UNDERSTANDING THE KNEE FURTHER – PART 2
One of the key structures within the knee are the ligaments. Ligaments connect bone to bone and prevent excessive movement of the joint. They add stability to the joint and are extremely important in the knee joints function.
There are 4 main ligaments in the knee:
- The Anterior Cruciate Ligament (ACL) – The Role of the ACL is to prevent hyperextension of the knee and stop forward movement of the shin bone in relation to the thigh bone.
- The Posterior Cruciate Ligament (PCL) – The Role of the PCL is to prevent the thigh bone from slipping off the anterior edge of the shin bone. It also prevents the shin bone from displacing posterior to the thigh bone.
- The Medial Collateral Ligament (MCL) – The Role of the MCL is to prevent the knee from overextending inwards.
- The Lateral Collateral Ligament (LCL) – The Role of the LCL is to prevent the knee from overextending outwards.
These ligaments work in tandem to keep the knee joint stable throughout a whole range of movements and function. Problems arise when the knee is exposed to quick, sharp movements at the end of range of motion. A prime example of this is within footballers. Often players damage their knee ligaments when they go to turn direction quickly and the knee plants but gets stuck in the turf. This causes extreme torsion to the knee and can damage the ligaments.

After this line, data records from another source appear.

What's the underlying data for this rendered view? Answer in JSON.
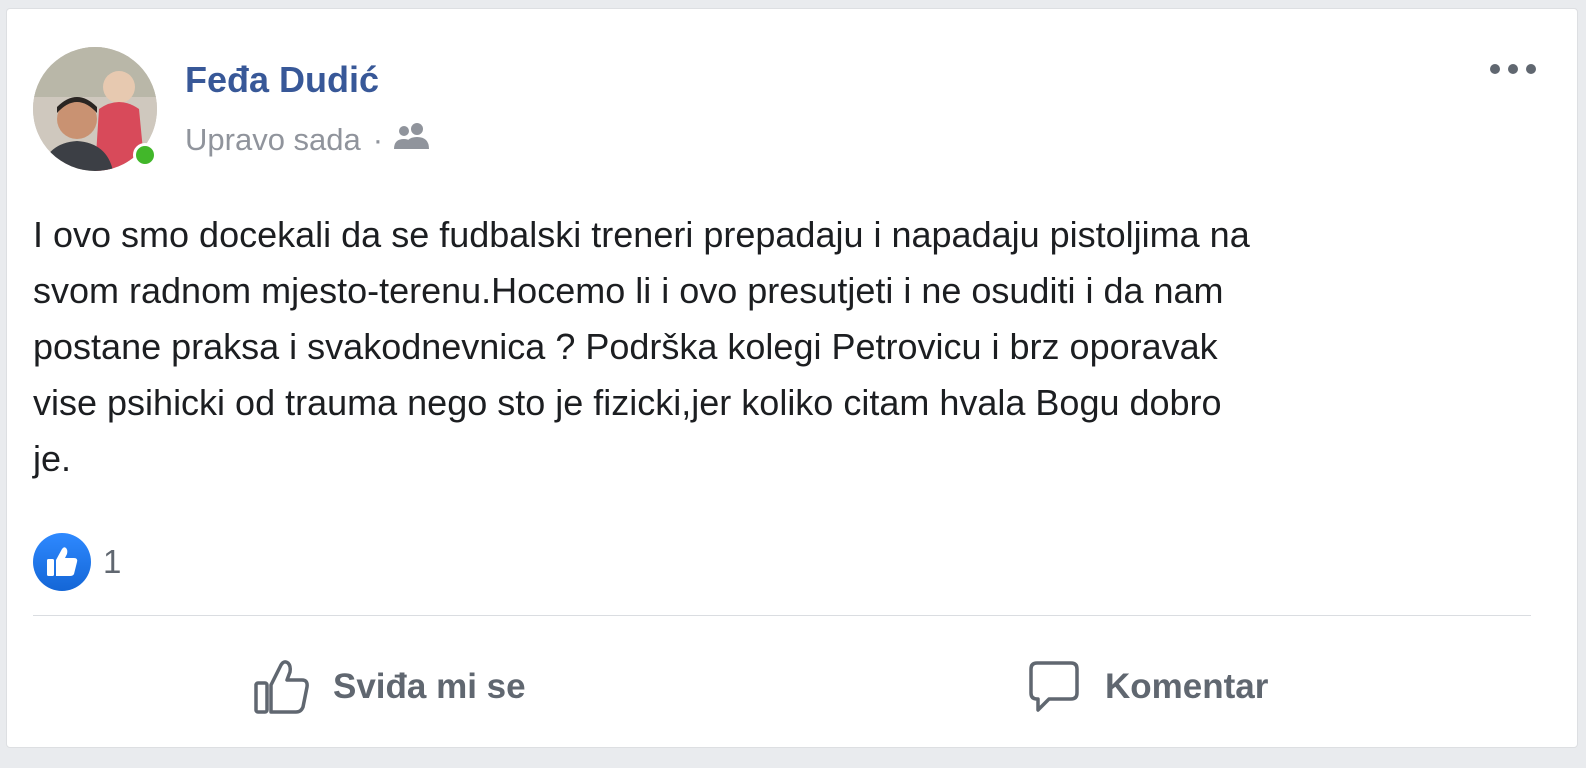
{
  "post": {
    "author": "Feđa Dudić",
    "time": "Upravo sada",
    "separator": "·",
    "privacy_icon": "friends-icon",
    "text": "I ovo smo docekali da se fudbalski treneri prepadaju i napadaju pistoljima na\nsvom radnom mjesto-terenu.Hocemo li i ovo presutjeti i ne osuditi i da nam\npostane praksa i svakodnevnica ? Podrška kolegi Petrovicu i brz oporavak\nvise psihicki od trauma nego sto je fizicki,jer koliko citam hvala Bogu dobro\nje.",
    "reactions": {
      "icon": "like-reaction-icon",
      "count": "1"
    }
  },
  "actions": {
    "like_label": "Sviđa mi se",
    "comment_label": "Komentar"
  },
  "colors": {
    "author": "#385898",
    "meta": "#90949c",
    "text": "#1c1e21",
    "like_blue": "#1877f2",
    "online": "#42b72a",
    "action": "#606770"
  }
}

When the ligaments are damaged it is categorized into 3 Grades.
Grade 1: This is when the ligament has been slightly overstretched but hasn’t lost its integrity and is still able to support the joint. You will experience localised pain around the ligament with some light swelling. It is advised that you ice around the painful area and avoid any impact/sudden movement of the joint. Timeframe for recovery 1-3 weeks.
Grade 2: This is when the ligament has been stretched to a point where it has caused significant damage. The knee may feel slightly unstable and a little “looser”. You will also have localised pain around the knee joint itself and more swelling than a Grade 1. It is advised that you ice around the sore points, rest the knee and see a rehabilitation therapist to complete the correct exercises. Timeframe for recovery 3-6 weeks
Grade 3: A Grade 3 is a complete rupture of the ligament. This means the tissue has been completely torn. You will often hear a “pop” or “snap”. Often the pain will be less than other grades as when you completely rupture the ligament it tears the nerves too. You will normally have swelling around the knee but will be able to function. Often the other ligaments will take up the slack so often people don’t realise they have done something serious. In Grade 3 ligament tears of the knee you will require surgery to reconstruct the ligament. This is often performed through keyhole surgery and the hamstring tendon is used to replace the ligament. It is advised you go see your GP and request further investigation/surgery. Timeframe for recovery 3 months +.
With all Grades rehabilitation is advised. Within your ligaments you have cells called proprioceptors. These control your joints placement within space. To explain this simply, when you place your leg down they ensure the knee is in the correct position. When you damage the ligament you also damage the proprioceptors.
This rehabilitation is key to ensure the knee functions correctly moving forwards. Often exercises completed on unstable surfaces such as wobble cushions work best. This helps to retrain the knee to correctly position itself during movement.
Overall women are more susceptible to knee ligament problems due to a higher Q angle. The Q angle relates to the width of the hips compared to the knee. Traditionally women have wider hips meaning a higher Q angle and more acute pressure through the knee. In terms of statistics women have an increased risk by about 20%.
On our next episode we will be covering one of the most common injuries worldwide, Runners Knee.